Driskell is challenging the incumbent, who was elected in 2010 as Republicans swept into office statewide.
Driskell, who has held office for 14 years, said if she is elected, she would like to make the state an attractive place to live for people of all ages.
“I think if we were investing in the right way we could be getting a lot more people making the choice to live here,” Driskell said.
Driskell said her principal concern is lackluster funding for higher education and its negative impact on the state’s economic growth.
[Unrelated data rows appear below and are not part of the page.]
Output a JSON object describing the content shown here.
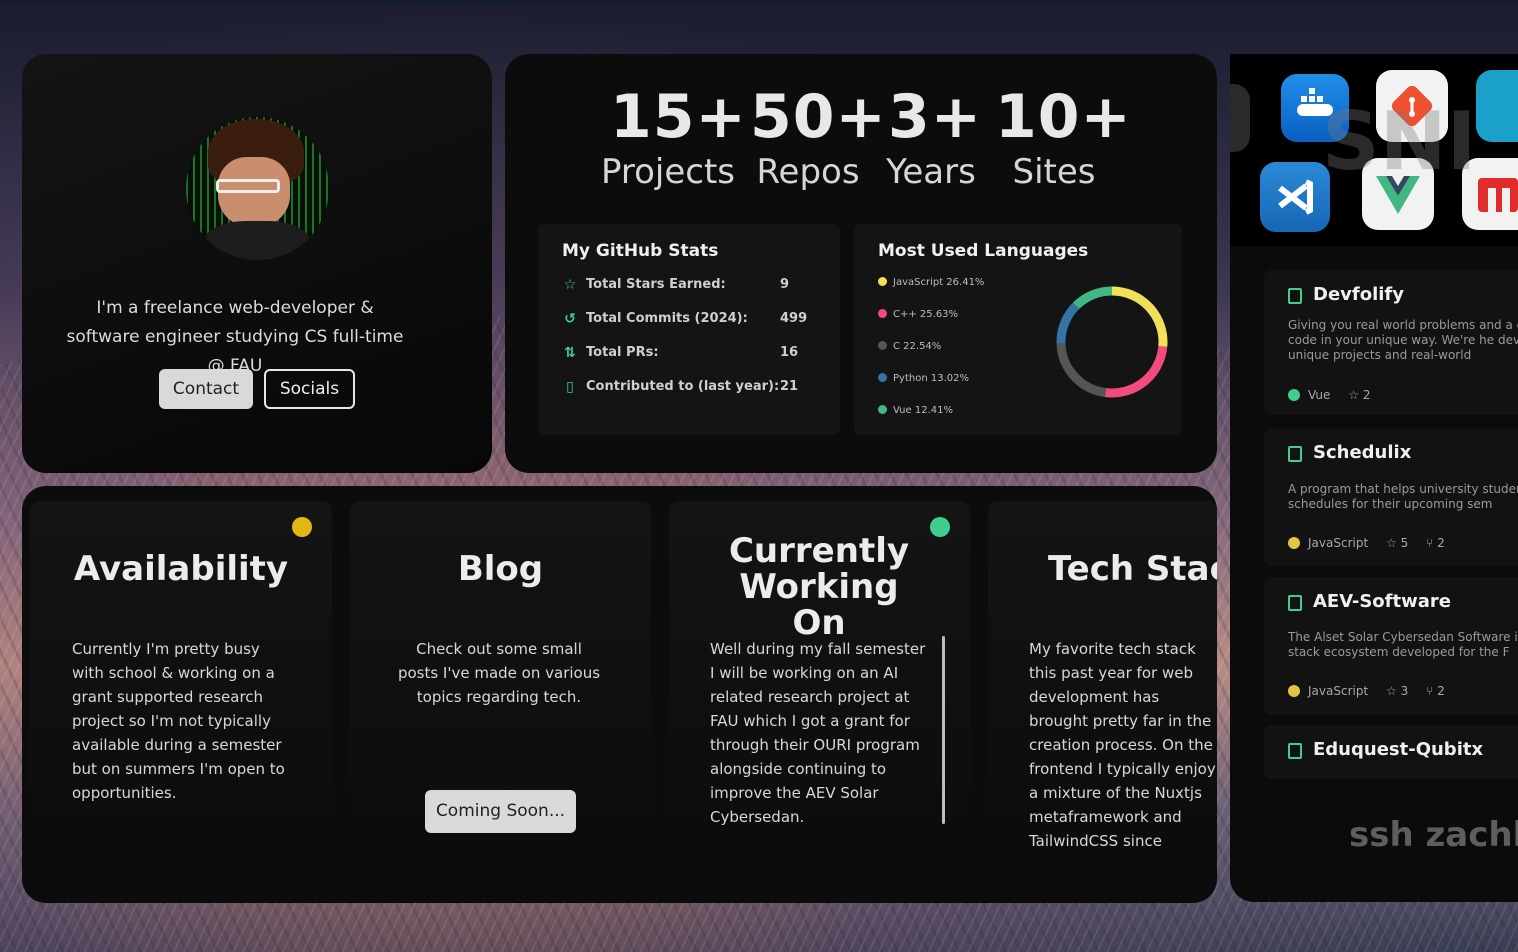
{
  "profile": {
    "bio": "I'm a freelance web-developer & software engineer studying CS full-time @ FAU",
    "contact_label": "Contact",
    "socials_label": "Socials"
  },
  "stats": {
    "items": [
      {
        "value": "15+",
        "label": "Projects"
      },
      {
        "value": "50+",
        "label": "Repos"
      },
      {
        "value": "3+",
        "label": "Years"
      },
      {
        "value": "10+",
        "label": "Sites"
      }
    ]
  },
  "github": {
    "title": "My GitHub Stats",
    "rows": [
      {
        "icon": "star-icon",
        "label": "Total Stars Earned:",
        "value": "9"
      },
      {
        "icon": "history-icon",
        "label": "Total Commits (2024):",
        "value": "499"
      },
      {
        "icon": "pull-request-icon",
        "label": "Total PRs:",
        "value": "16"
      },
      {
        "icon": "repo-icon",
        "label": "Contributed to (last year):",
        "value": "21"
      }
    ]
  },
  "languages": {
    "title": "Most Used Languages",
    "items": [
      {
        "label": "JavaScript 26.41%",
        "name": "JavaScript",
        "pct": 26.41,
        "color": "#f1e05a"
      },
      {
        "label": "C++ 25.63%",
        "name": "C++",
        "pct": 25.63,
        "color": "#f34b7d"
      },
      {
        "label": "C 22.54%",
        "name": "C",
        "pct": 22.54,
        "color": "#555555"
      },
      {
        "label": "Python 13.02%",
        "name": "Python",
        "pct": 13.02,
        "color": "#3572a5"
      },
      {
        "label": "Vue 12.41%",
        "name": "Vue",
        "pct": 12.41,
        "color": "#41b883"
      }
    ]
  },
  "features": {
    "availability": {
      "title": "Availability",
      "status_color": "#e2b714",
      "text": "Currently I'm pretty busy with school & working on a grant supported research project so I'm not typically available during a semester but on summers I'm open to opportunities."
    },
    "blog": {
      "title": "Blog",
      "text": "Check out some small posts I've made on various topics regarding tech.",
      "button": "Coming Soon..."
    },
    "working": {
      "title": "Currently Working On",
      "status_color": "#3ecf8e",
      "text": "Well during my fall semester I will be working on an AI related research project at FAU which I got a grant for through their OURI program alongside continuing to improve the AEV Solar Cybersedan."
    },
    "techstack": {
      "title": "Tech Stack",
      "text": "My favorite tech stack this past year for web development has brought pretty far in the creation process. On the frontend I typically enjoy a mixture of the Nuxtjs metaframework and TailwindCSS since"
    }
  },
  "apps_watermark": "SNI",
  "repos": [
    {
      "name": "Devfolify",
      "desc": "Giving you real world problems and a ch using code in your unique way. We're he develop unique projects and real-world",
      "lang": "Vue",
      "lang_color": "#3ecf8e",
      "stars": "2",
      "forks": ""
    },
    {
      "name": "Schedulix",
      "desc": "A program that helps university students course schedules for their upcoming sem",
      "lang": "JavaScript",
      "lang_color": "#e2c541",
      "stars": "5",
      "forks": "2"
    },
    {
      "name": "AEV-Software",
      "desc": "The Alset Solar Cybersedan Software is a full-stack ecosystem developed for the F",
      "lang": "JavaScript",
      "lang_color": "#e2c541",
      "stars": "3",
      "forks": "2"
    },
    {
      "name": "Eduquest-Qubitx",
      "desc": "",
      "lang": "",
      "lang_color": "",
      "stars": "",
      "forks": ""
    }
  ],
  "ssh_text": "ssh zachl.t"
}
She noted that nationally, Michigan ranks in the bottom half in the number of college-educated adults and the amount of higher education funding.
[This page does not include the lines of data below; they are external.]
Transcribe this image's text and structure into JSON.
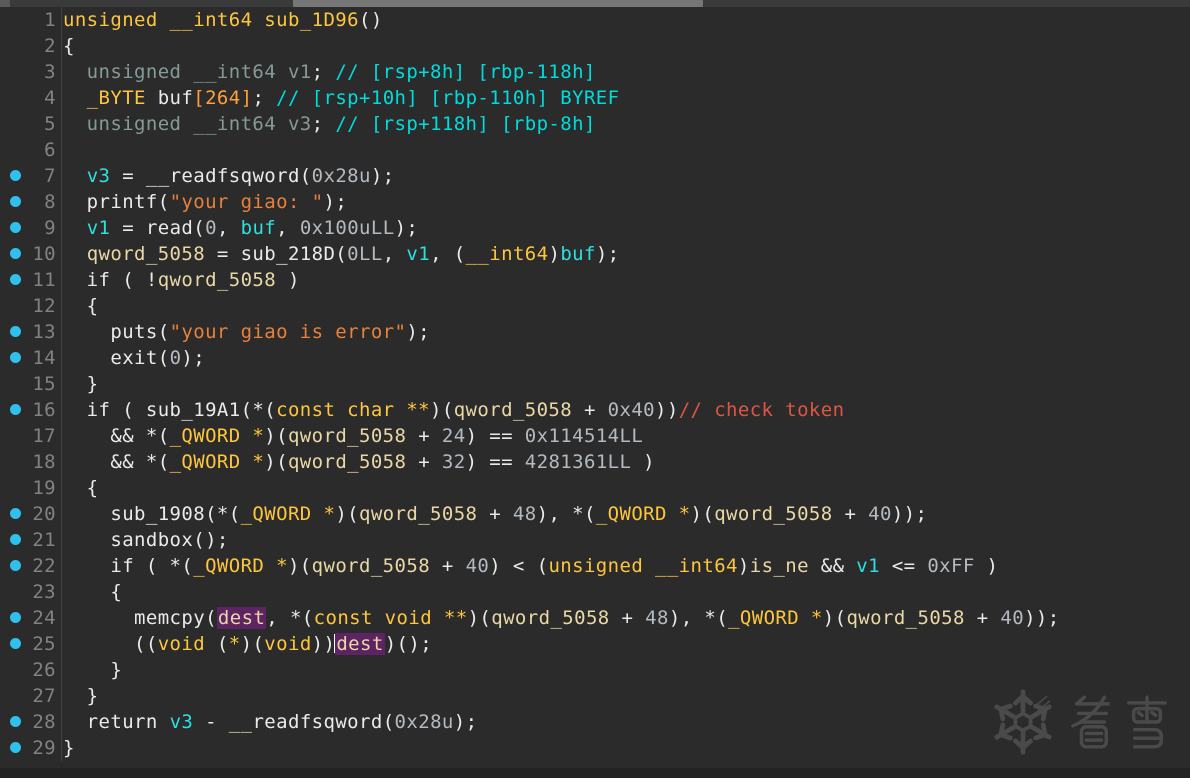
{
  "colors": {
    "background": "#2b2b2b",
    "default": "#eaeaea",
    "keyword": "#fdc63e",
    "local": "#2ce0e0",
    "global": "#e9d8a6",
    "number": "#b3bac0",
    "array_num": "#ffa23c",
    "string": "#e8813c",
    "comment": "#00dcdc",
    "alert_comment": "#dc5742",
    "declaration": "#869a97",
    "line_number": "#828282",
    "breakpoint": "#30c0ee",
    "highlight_bg": "#5e2363",
    "caret": "#ffffff",
    "separator": "#414141",
    "scrollbar_track": "#3a3a3a",
    "scrollbar_thumb": "#767676",
    "bottom_bar": "#232323",
    "watermark": "#4a4a4a"
  },
  "watermark": {
    "text": "看雪",
    "icon": "snowflake-icon"
  },
  "code": {
    "lines": [
      {
        "n": 1,
        "dot": false,
        "seg": [
          [
            "k",
            "unsigned __int64 sub_1D96"
          ],
          [
            "w",
            "()"
          ]
        ]
      },
      {
        "n": 2,
        "dot": false,
        "seg": [
          [
            "w",
            "{"
          ]
        ]
      },
      {
        "n": 3,
        "dot": false,
        "seg": [
          [
            "d",
            "  unsigned __int64 v1"
          ],
          [
            "w",
            "; "
          ],
          [
            "c",
            "// [rsp+8h] [rbp-118h]"
          ]
        ]
      },
      {
        "n": 4,
        "dot": false,
        "seg": [
          [
            "k",
            "  _BYTE "
          ],
          [
            "w",
            "buf"
          ],
          [
            "a",
            "[264]"
          ],
          [
            "w",
            "; "
          ],
          [
            "c",
            "// [rsp+10h] [rbp-110h] BYREF"
          ]
        ]
      },
      {
        "n": 5,
        "dot": false,
        "seg": [
          [
            "d",
            "  unsigned __int64 v3"
          ],
          [
            "w",
            "; "
          ],
          [
            "c",
            "// [rsp+118h] [rbp-8h]"
          ]
        ]
      },
      {
        "n": 6,
        "dot": false,
        "seg": []
      },
      {
        "n": 7,
        "dot": true,
        "seg": [
          [
            "w",
            "  "
          ],
          [
            "l",
            "v3"
          ],
          [
            "w",
            " = __readfsqword("
          ],
          [
            "n",
            "0x28u"
          ],
          [
            "w",
            ");"
          ]
        ]
      },
      {
        "n": 8,
        "dot": true,
        "seg": [
          [
            "w",
            "  printf("
          ],
          [
            "s",
            "\"your giao: \""
          ],
          [
            "w",
            ");"
          ]
        ]
      },
      {
        "n": 9,
        "dot": true,
        "seg": [
          [
            "w",
            "  "
          ],
          [
            "l",
            "v1"
          ],
          [
            "w",
            " = read("
          ],
          [
            "n",
            "0"
          ],
          [
            "w",
            ", "
          ],
          [
            "l",
            "buf"
          ],
          [
            "w",
            ", "
          ],
          [
            "n",
            "0x100uLL"
          ],
          [
            "w",
            ");"
          ]
        ]
      },
      {
        "n": 10,
        "dot": true,
        "seg": [
          [
            "w",
            "  "
          ],
          [
            "g",
            "qword_5058"
          ],
          [
            "w",
            " = sub_218D("
          ],
          [
            "n",
            "0LL"
          ],
          [
            "w",
            ", "
          ],
          [
            "l",
            "v1"
          ],
          [
            "w",
            ", ("
          ],
          [
            "k",
            "__int64"
          ],
          [
            "w",
            ")"
          ],
          [
            "l",
            "buf"
          ],
          [
            "w",
            ");"
          ]
        ]
      },
      {
        "n": 11,
        "dot": true,
        "seg": [
          [
            "w",
            "  if ( !"
          ],
          [
            "g",
            "qword_5058"
          ],
          [
            "w",
            " )"
          ]
        ]
      },
      {
        "n": 12,
        "dot": false,
        "seg": [
          [
            "w",
            "  {"
          ]
        ]
      },
      {
        "n": 13,
        "dot": true,
        "seg": [
          [
            "w",
            "    puts("
          ],
          [
            "s",
            "\"your giao is error\""
          ],
          [
            "w",
            ");"
          ]
        ]
      },
      {
        "n": 14,
        "dot": true,
        "seg": [
          [
            "w",
            "    exit("
          ],
          [
            "n",
            "0"
          ],
          [
            "w",
            ");"
          ]
        ]
      },
      {
        "n": 15,
        "dot": false,
        "seg": [
          [
            "w",
            "  }"
          ]
        ]
      },
      {
        "n": 16,
        "dot": true,
        "seg": [
          [
            "w",
            "  if ( sub_19A1(*("
          ],
          [
            "k",
            "const char **"
          ],
          [
            "w",
            ")("
          ],
          [
            "g",
            "qword_5058"
          ],
          [
            "w",
            " + "
          ],
          [
            "n",
            "0x40"
          ],
          [
            "w",
            "))"
          ],
          [
            "r",
            "// check token"
          ]
        ]
      },
      {
        "n": 17,
        "dot": false,
        "seg": [
          [
            "w",
            "    && *("
          ],
          [
            "k",
            "_QWORD *"
          ],
          [
            "w",
            ")("
          ],
          [
            "g",
            "qword_5058"
          ],
          [
            "w",
            " + "
          ],
          [
            "n",
            "24"
          ],
          [
            "w",
            ") == "
          ],
          [
            "n",
            "0x114514LL"
          ]
        ]
      },
      {
        "n": 18,
        "dot": false,
        "seg": [
          [
            "w",
            "    && *("
          ],
          [
            "k",
            "_QWORD *"
          ],
          [
            "w",
            ")("
          ],
          [
            "g",
            "qword_5058"
          ],
          [
            "w",
            " + "
          ],
          [
            "n",
            "32"
          ],
          [
            "w",
            ") == "
          ],
          [
            "n",
            "4281361LL"
          ],
          [
            "w",
            " )"
          ]
        ]
      },
      {
        "n": 19,
        "dot": false,
        "seg": [
          [
            "w",
            "  {"
          ]
        ]
      },
      {
        "n": 20,
        "dot": true,
        "seg": [
          [
            "w",
            "    sub_1908(*("
          ],
          [
            "k",
            "_QWORD *"
          ],
          [
            "w",
            ")("
          ],
          [
            "g",
            "qword_5058"
          ],
          [
            "w",
            " + "
          ],
          [
            "n",
            "48"
          ],
          [
            "w",
            "), *("
          ],
          [
            "k",
            "_QWORD *"
          ],
          [
            "w",
            ")("
          ],
          [
            "g",
            "qword_5058"
          ],
          [
            "w",
            " + "
          ],
          [
            "n",
            "40"
          ],
          [
            "w",
            "));"
          ]
        ]
      },
      {
        "n": 21,
        "dot": true,
        "seg": [
          [
            "w",
            "    sandbox();"
          ]
        ]
      },
      {
        "n": 22,
        "dot": true,
        "seg": [
          [
            "w",
            "    if ( *("
          ],
          [
            "k",
            "_QWORD *"
          ],
          [
            "w",
            ")("
          ],
          [
            "g",
            "qword_5058"
          ],
          [
            "w",
            " + "
          ],
          [
            "n",
            "40"
          ],
          [
            "w",
            ") < ("
          ],
          [
            "k",
            "unsigned __int64"
          ],
          [
            "w",
            ")"
          ],
          [
            "g",
            "is_ne"
          ],
          [
            "w",
            " && "
          ],
          [
            "l",
            "v1"
          ],
          [
            "w",
            " <= "
          ],
          [
            "n",
            "0xFF"
          ],
          [
            "w",
            " )"
          ]
        ]
      },
      {
        "n": 23,
        "dot": false,
        "seg": [
          [
            "w",
            "    {"
          ]
        ]
      },
      {
        "n": 24,
        "dot": true,
        "seg": [
          [
            "w",
            "      memcpy("
          ],
          [
            "h",
            "dest"
          ],
          [
            "w",
            ", *("
          ],
          [
            "k",
            "const void **"
          ],
          [
            "w",
            ")("
          ],
          [
            "g",
            "qword_5058"
          ],
          [
            "w",
            " + "
          ],
          [
            "n",
            "48"
          ],
          [
            "w",
            "), *("
          ],
          [
            "k",
            "_QWORD *"
          ],
          [
            "w",
            ")("
          ],
          [
            "g",
            "qword_5058"
          ],
          [
            "w",
            " + "
          ],
          [
            "n",
            "40"
          ],
          [
            "w",
            "));"
          ]
        ]
      },
      {
        "n": 25,
        "dot": true,
        "seg": [
          [
            "w",
            "      (("
          ],
          [
            "k",
            "void"
          ],
          [
            "w",
            " ("
          ],
          [
            "k",
            "*"
          ],
          [
            "w",
            ")("
          ],
          [
            "k",
            "void"
          ],
          [
            "w",
            "))"
          ],
          [
            "caret",
            ""
          ],
          [
            "h",
            "dest"
          ],
          [
            "w",
            ")();"
          ]
        ]
      },
      {
        "n": 26,
        "dot": false,
        "seg": [
          [
            "w",
            "    }"
          ]
        ]
      },
      {
        "n": 27,
        "dot": false,
        "seg": [
          [
            "w",
            "  }"
          ]
        ]
      },
      {
        "n": 28,
        "dot": true,
        "seg": [
          [
            "w",
            "  return "
          ],
          [
            "l",
            "v3"
          ],
          [
            "w",
            " - "
          ],
          [
            "g",
            "__"
          ],
          [
            "w",
            "readfsqword("
          ],
          [
            "n",
            "0x28u"
          ],
          [
            "w",
            ");"
          ]
        ]
      },
      {
        "n": 29,
        "dot": true,
        "seg": [
          [
            "w",
            "}"
          ]
        ]
      }
    ]
  }
}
“One of the ways that we build a stronger economy is through the education system,” Driskell said. “As a state we need to invest in our people and our students … cutting funding to make it affordable is the wrong way to go.”
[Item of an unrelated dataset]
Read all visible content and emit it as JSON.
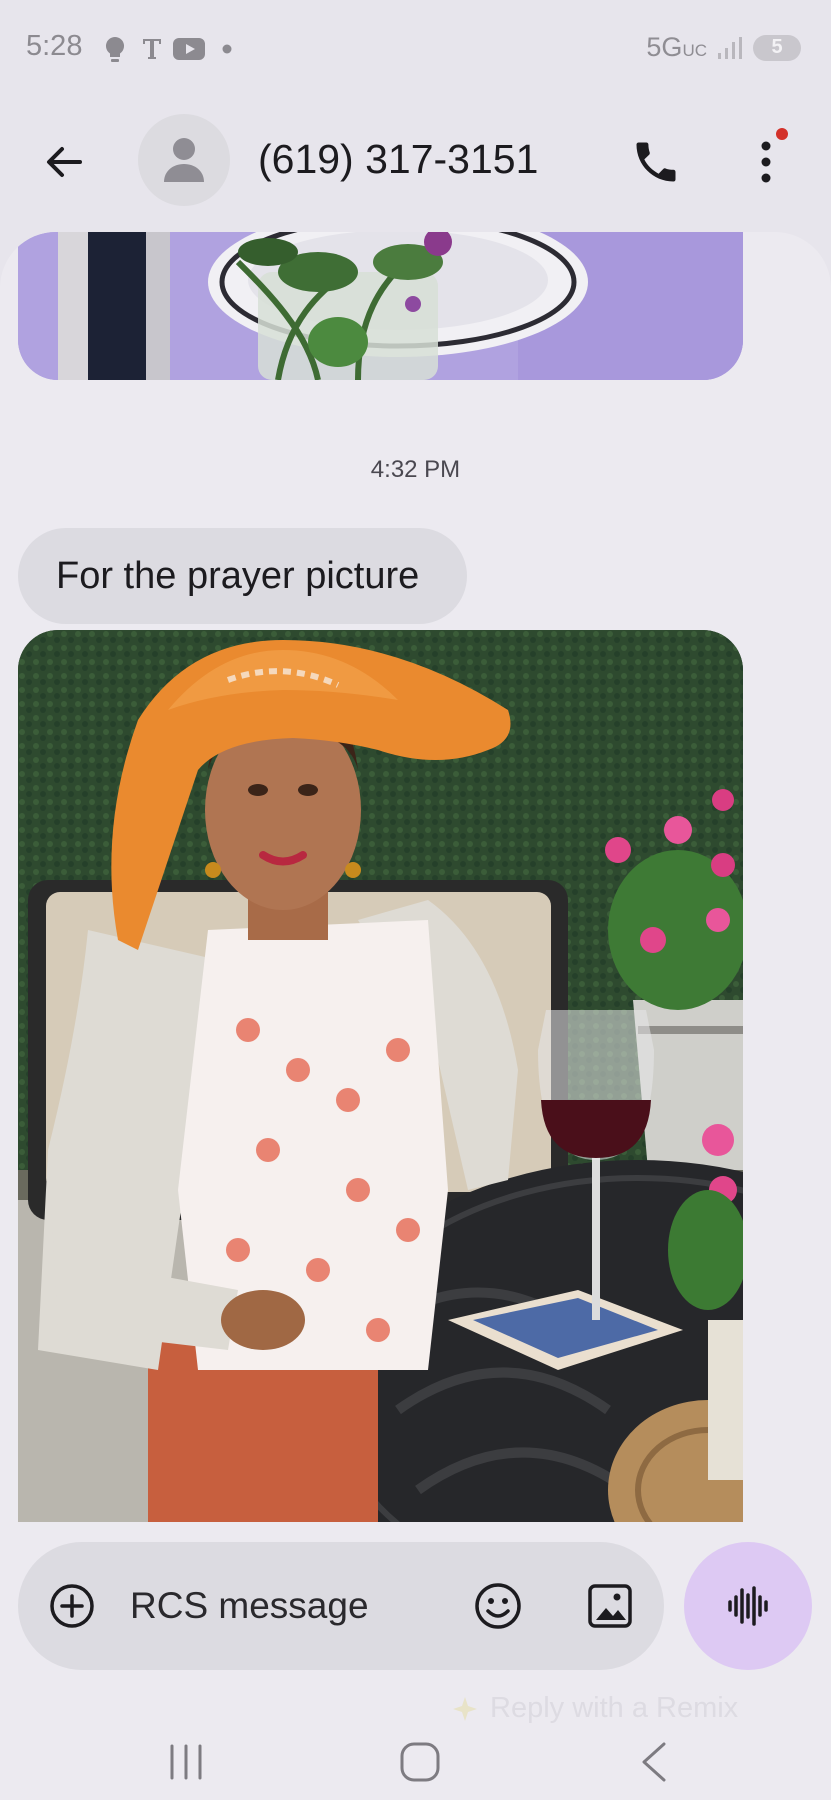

Driskell said Ouimet has failed to represent the ideals of Washtenaw County citizens in issues concerning education, the environment and women’s rights.
Ouimet, however, said his work as a state representative has been dedicated to lowering taxes for small businesses, decreasing unemployment and balancing the state budget.
“People throughout the state of Michigan understand that the state is now headed in the right direction, and they can see it by median income being up, we’ve cut their taxes this coming year and we have people employed,” Ouimet said.
According to Ouimet, Michigan has become Newsweek magazine’s No. 1 state for job growth, is Bloomberg’s second-fastest growing economy and is ranked seventh by the Tax Foundation — a nonpartisan organization that analyzes state tax burdens.
Ouimet said Driskell’s victory would lead to a reversion to the time when Jennifer Granholm, a Democrat, served as governor, in which he claimed the state faced numerous difficulties.
“(Driskell) has struggled with wanting to go back to the Granholm years of government where … the budget was not balanced, we had declining population in our state and we had raised taxes,” Ouimet said.
Matt Frendewey, the communications director for the Michigan Republican Party, said he believes Ouimet has a good chance of keeping his House seat.
“We’re confident he will hold on to his seat,” Frendewey said. “He’s done a fantastic job representing this district.”
Frendewey said Ouimet has a deep understanding of the district and has had a positive impact on the state’s financial issues. Frendewey cited Ouimet’s role in reducing the state’s debt and balancing the budget as evidence of his success.
He added that the Republican majority in the House has demonstrated that it values the concerns of Michigan residents when implementing policy.
“When you compare what the Republican leadership has done in the House now, compared with the Democratic leadership two years ago, there’s just absolutely no comparison,” Frendewey said. “The Republican majority has the best interest in mind for middle class families.”
State Rep. Jeff Irwin (D–Ann Arbor) said Ouimet has appealed to moderate voters in the past, which has helped him maintain his position.
“Mark Ouimet’s success in the past has always been predicated on his ability to get more moderate Republicans and even some Democrats to vote for him,” Irwin said.
Irwin added that Ouimet has campaigned as pro-choice and pro-education, but has voted against both ideals during his time in the House.
“He likes to wear maize and blue and go to football games … but he’s willing to cut U of M (funding) by 15 percent,” Irwin said.